Chinese leaders seemed little impressed and were not interested in any substantial discussion about Russia’s invasion of Ukraine. The Chinese readout of President Xi Jinping’s points were released just 15 minutes into his hour-long meeting with EU leaders. China reiterated the talking points from previous exchanges with European and American leaders and would not commit to any new actions.
A day after the summit, Beijing said it did not see itself as a “related party on the crisis in Ukraine” and would maintain “normal trade with any other country.” But there are some indications that it might still be dissuaded from expanding its support for Moscow and interfering with the sanctions.

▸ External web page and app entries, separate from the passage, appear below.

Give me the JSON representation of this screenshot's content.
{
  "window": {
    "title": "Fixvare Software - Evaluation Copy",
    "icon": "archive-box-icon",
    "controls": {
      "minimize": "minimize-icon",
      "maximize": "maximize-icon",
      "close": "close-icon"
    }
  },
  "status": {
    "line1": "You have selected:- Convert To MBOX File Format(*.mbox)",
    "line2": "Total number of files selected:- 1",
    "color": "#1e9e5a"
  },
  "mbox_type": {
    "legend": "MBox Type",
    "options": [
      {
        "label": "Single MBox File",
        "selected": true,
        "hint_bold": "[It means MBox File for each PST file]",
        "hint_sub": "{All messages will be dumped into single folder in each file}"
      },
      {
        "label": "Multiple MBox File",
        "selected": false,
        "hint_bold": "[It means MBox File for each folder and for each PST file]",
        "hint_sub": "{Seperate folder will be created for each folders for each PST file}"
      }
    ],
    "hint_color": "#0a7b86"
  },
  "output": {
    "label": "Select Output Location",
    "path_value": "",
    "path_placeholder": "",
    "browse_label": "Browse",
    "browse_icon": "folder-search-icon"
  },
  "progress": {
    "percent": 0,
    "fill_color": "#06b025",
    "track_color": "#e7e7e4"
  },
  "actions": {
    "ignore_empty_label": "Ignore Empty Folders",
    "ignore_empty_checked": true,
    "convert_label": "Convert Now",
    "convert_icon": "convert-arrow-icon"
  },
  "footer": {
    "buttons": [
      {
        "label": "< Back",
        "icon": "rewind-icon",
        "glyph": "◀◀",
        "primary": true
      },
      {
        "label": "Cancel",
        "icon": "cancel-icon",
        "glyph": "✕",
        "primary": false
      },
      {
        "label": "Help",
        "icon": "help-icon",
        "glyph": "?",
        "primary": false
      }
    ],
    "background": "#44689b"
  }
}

Chinese state-owned oil refineries were recently reported to be reluctant to agree new Russian oil contracts, despite considerable discounts being offered by the vendors.
Overshadowed by geopolitical developments, the summit also saw no meaningful discussion of long-standing obstacles to the relationship – China’s economic coercion of Lithuania, which disrupts the functioning of the bloc’s single market, the mutual EU-China sanctions of March 2021, European concerns over human and labor rights in Xinjiang and other regions, and the issue of market access for EU companies in China.
Nevertheless, the EU said it remained open to cooperating with Beijing on global health issues – including the export of mRNA vaccines to China – and on climate affairs. While not necessarily subscribing to the Chinese depiction of EU-China relations as a force to “offset uncertainties in the international landscape,” the EU sees the need to leave room for practical measures to contain excessive global economic spillovers of the war in Ukraine, including on food and energy security.
Recent summit results highlight growing divergence
The summit’s limited practical outcomes and political tensions are symbolic of the gradual decline of EU-China relations and increasingly challenging EU-China summits in recent years. For both sides, the exchanges have become both more important and more challenging. The summits remain an important format for direct communication between leaders. But they are increasingly also becoming a platform for stating positions and delineating differences, rather than a forum in which to engage in constructive dialogue, resolve differences and define joint initiatives.